< h3 class="p1">“Communication works for those who work at it.” – John Powell< /h3>
A global survey conducted in by Harvard Business Review found that effective communication is one of the top three success factors for businesses – but many companies have yet to develop tangible ways to meet this goal. Here are ten strategies you can put in place to work towards better communication at your organization:
< h3>1. CHECK IN WITH EMPLOYEES ON A REGULAR BASIS.< /h3>
Make sure you meet with your employees either in-person or online every few weeks. This gives each employee the opportunity to share their thoughts and opinions on projects, tasks, or the company as a whole. It’s also a great time to share updates, communicate company goals/objectives, or provide feedback on an individual level. This will improve internal communication, drive performance, and ensure that employees are happy in their positions.
2. HOLD COMPANY WIDE MEETINGS.
There are many immediate benefits of holding an all-hands meeting regardless of the size of your company. They provide an opportunity to improve communication, accountability, employee recognition, and promote a positive company culture. Aim to have at least one all-hands meeting every quarter.
3. BREAK UP THE EMAILS.
Too many emails can make employees miserable. To make matters worse, one study found that it takes employees around < strong style="background-color: transparent;">16 minutes to refocus on their task after managing their email account. Switching back and forth from the task at hand to reading and responding to a constant flow of emails is not only unnecessary but counterproductive.
The solution? Try Slack. According to a survey released by the company, Slack users said that they see an average of 48.6% reduction in email. Nearly 80% said it improved transparency in their team. It’s also dropped the number of meetings by 25% while increasing overall productivity by 32%.
< h3 class="p1">4. PUT IT IN WRITING & MULTIPLY THE MESSAGE. < /h3>
Even if you feel like you had an engaging meeting with your employees, there’s a good chance that those in attendance will not remember everything that was discussed. When communicating an important message with your employees, over communicate and put it in writing using every platform you have available: email, slack, intranet, newsletters, internal blogs, bulletin boards, and text messaging are all great ways to drive your message home.
< h3 class="p1">5. SKIP-LEVEL MEETINGS. < /h3>
A skip-level meeting is when a CEO or higher up manager meets with employees that are more than one step down the chain of command. These meetings provide an opportunity for employees to express concerns, obstacles, or ideas they may have while improving communication overall. They also help you develop stronger bonds with employees at all levels within your company – creating an environment where everyone feels heard. As a leader, it’s important to look at the big picture, and that is precisely what skip-level meetings are designed to help you do.
< h3 class="p1">6. MAKE SURE YOUR EMPLOYEES ARE THE FIRST TO KNOW. < /h3>

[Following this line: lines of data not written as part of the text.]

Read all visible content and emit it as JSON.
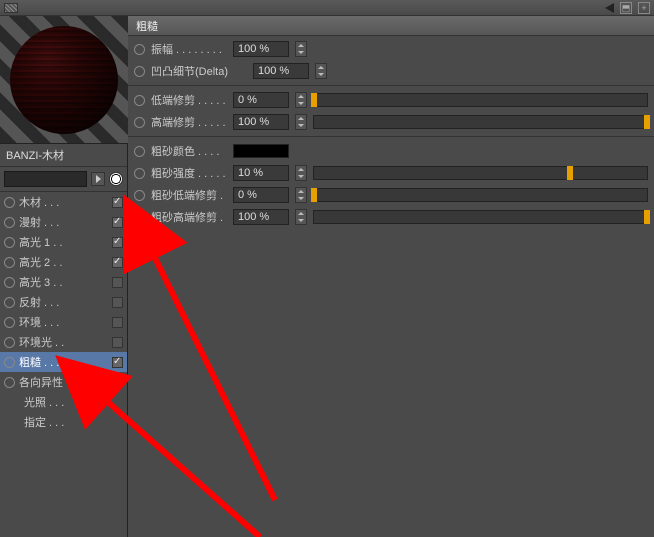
{
  "material_name": "BANZI-木材",
  "panel_title": "粗糙",
  "attributes": [
    {
      "label": "木材 . . .",
      "checked": true
    },
    {
      "label": "漫射 . . .",
      "checked": true
    },
    {
      "label": "高光 1 . .",
      "checked": true
    },
    {
      "label": "高光 2 . .",
      "checked": true
    },
    {
      "label": "高光 3 . .",
      "checked": false
    },
    {
      "label": "反射 . . .",
      "checked": false
    },
    {
      "label": "环境 . . .",
      "checked": false
    },
    {
      "label": "环境光 . .",
      "checked": false
    },
    {
      "label": "粗糙 . . .",
      "checked": true,
      "selected": true
    },
    {
      "label": "各向异性",
      "checked": false
    },
    {
      "label": "光照 . . .",
      "noradio": true
    },
    {
      "label": "指定 . . .",
      "noradio": true
    }
  ],
  "params_group1": [
    {
      "label": "振幅 . . . . . . . .",
      "value": "100 %",
      "slider": false
    },
    {
      "label": "凹凸细节(Delta)",
      "value": "100 %",
      "slider": false,
      "wide": true
    }
  ],
  "params_group2": [
    {
      "label": "低端修剪 . . . . .",
      "value": "0 %",
      "slider": true,
      "thumb": 0
    },
    {
      "label": "高端修剪 . . . . .",
      "value": "100 %",
      "slider": true,
      "thumb": 100
    }
  ],
  "params_group3": [
    {
      "label": "粗砂颜色 . . . .",
      "color": "#000000"
    },
    {
      "label": "粗砂强度 . . . . .",
      "value": "10 %",
      "slider": true,
      "thumb": 77
    },
    {
      "label": "粗砂低端修剪 . .",
      "value": "0 %",
      "slider": true,
      "thumb": 0
    },
    {
      "label": "粗砂高端修剪 . .",
      "value": "100 %",
      "slider": true,
      "thumb": 100
    }
  ]
}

Whether it’s a merger, a branch office closing, or some other significant change – nothing feels worse than finding out about the news from a blogger instead of your boss. Make sure you < i>always< /i> tell your employees about any big news first before you notify the press! When you leave them in the dark, it shows that the company either doesn’t care to keep them informed or doesn’t trust them.

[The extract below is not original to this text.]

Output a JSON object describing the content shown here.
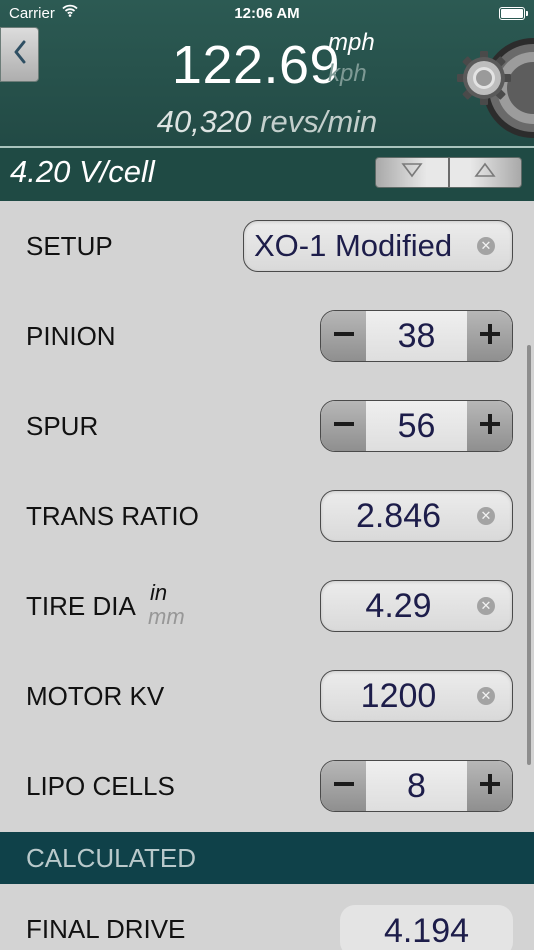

< h3 class="p1">7. ESTABLISH AND DRIVE METRICS. < /h3>
Send out a report every quarter that includes data, graphs, and growth numbers. By using metrics and visuals in your reports, your employees will be able to see where they should focus their efforts in the next quarter.
< h3 class="p1">< em>“Metrics speak louder than words and make your internal communications strategy more impactful.” – Tim Eisenhauer, Co-Founder and President of Axero< /em>< /h3>

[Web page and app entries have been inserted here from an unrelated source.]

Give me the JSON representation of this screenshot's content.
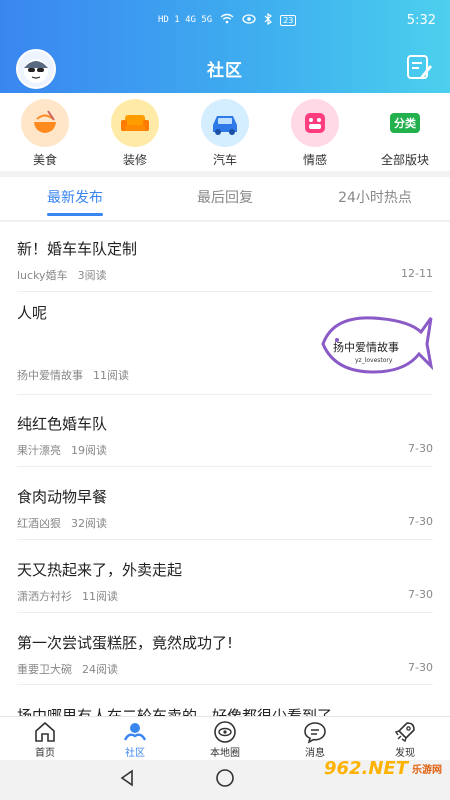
{
  "status_bar": {
    "left_signal": "HD 1  4G  5G",
    "time": "5:32",
    "battery": "23"
  },
  "header": {
    "title": "社区"
  },
  "categories": [
    {
      "label": "美食",
      "icon": "noodle-bowl-icon",
      "color": "#ffe6c8"
    },
    {
      "label": "装修",
      "icon": "sofa-icon",
      "color": "#ffeaa8"
    },
    {
      "label": "汽车",
      "icon": "car-icon",
      "color": "#d4eeff"
    },
    {
      "label": "情感",
      "icon": "heart-face-icon",
      "color": "#ffd9e6"
    },
    {
      "label": "全部版块",
      "icon": "category-icon",
      "badge": "分类",
      "color": "#ffffff"
    }
  ],
  "tabs": [
    {
      "label": "最新发布",
      "active": true
    },
    {
      "label": "最后回复",
      "active": false
    },
    {
      "label": "24小时热点",
      "active": false
    }
  ],
  "posts": [
    {
      "title": "新！婚车车队定制",
      "author": "lucky婚车",
      "reads": "3阅读",
      "date": "12-11"
    },
    {
      "title": "人呢",
      "author": "扬中爱情故事",
      "reads": "11阅读",
      "date": "",
      "image_text": "扬中爱情故事",
      "image_subtext": "yz_lovestory"
    },
    {
      "title": "纯红色婚车队",
      "author": "果汁漂亮",
      "reads": "19阅读",
      "date": "7-30"
    },
    {
      "title": "食肉动物早餐",
      "author": "红酒凶狠",
      "reads": "32阅读",
      "date": "7-30"
    },
    {
      "title": "天又热起来了，外卖走起",
      "author": "潇洒方衬衫",
      "reads": "11阅读",
      "date": "7-30"
    },
    {
      "title": "第一次尝试蛋糕胚，竟然成功了!",
      "author": "重要卫大碗",
      "reads": "24阅读",
      "date": "7-30"
    },
    {
      "title": "扬中哪里有人在二轮车卖的，好像都很少看到了",
      "author": "",
      "reads": "",
      "date": ""
    }
  ],
  "bottom_nav": [
    {
      "label": "首页",
      "icon": "home-icon",
      "active": false
    },
    {
      "label": "社区",
      "icon": "community-icon",
      "active": true
    },
    {
      "label": "本地圈",
      "icon": "eye-circle-icon",
      "active": false
    },
    {
      "label": "消息",
      "icon": "message-icon",
      "active": false
    },
    {
      "label": "发现",
      "icon": "rocket-icon",
      "active": false
    }
  ],
  "watermark": {
    "brand": "962.NET",
    "sub": "乐游网"
  },
  "colors": {
    "accent": "#3a86f0",
    "header_end": "#4cd0ee"
  }
}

< h3 class="p1">8. BE TRANSPARENT. < /h3>
Put in the effort to be transparent about company goals and objectives. Doing so will help put meaning into metrics. It also drives employee performance by creating a sense of urgency and commitment to the success of the organization.
< h3 class="p1">< strong style="background-color: transparent;">9. MAKE INTERNAL KNOWLEDGE AND IMPORTANT DOCUMENTS READILY AVAILABLE. < /h3>
It’s crucial to make inside knowledge and all other company documents readily available to all of your employees. This will be especially helpful for newer employees – it can be quite tricky to learn how a company truly operates. Since most companies work from a unique set of internal knowledge, it’s best to make sure you have training materials readily available. Consider creating a company Wiki and/or sharing documents with your team on Google Drive.
< h3 class="p1">10. GET A SUGGESTION BOX. < /h3>
It might seem old school, but having a suggestion box is a great way to get feedback while preserving anonymity. If you don’t want to install an actual suggestion box, there are plenty of digital versions to try. Check out this one – it’s free!
“You can tie back almost every employee issue — attendance, morale, performance, and productivity — to communication,” says Fred Holloway, an HR advisor in Medford, Oregon. There’s no quick fix to improving communication in the workplace, but incorporating these ten strategies is a great place to start. Never forget that your employees are what make your company possible – so make sure you take the time to listen to what they have to say.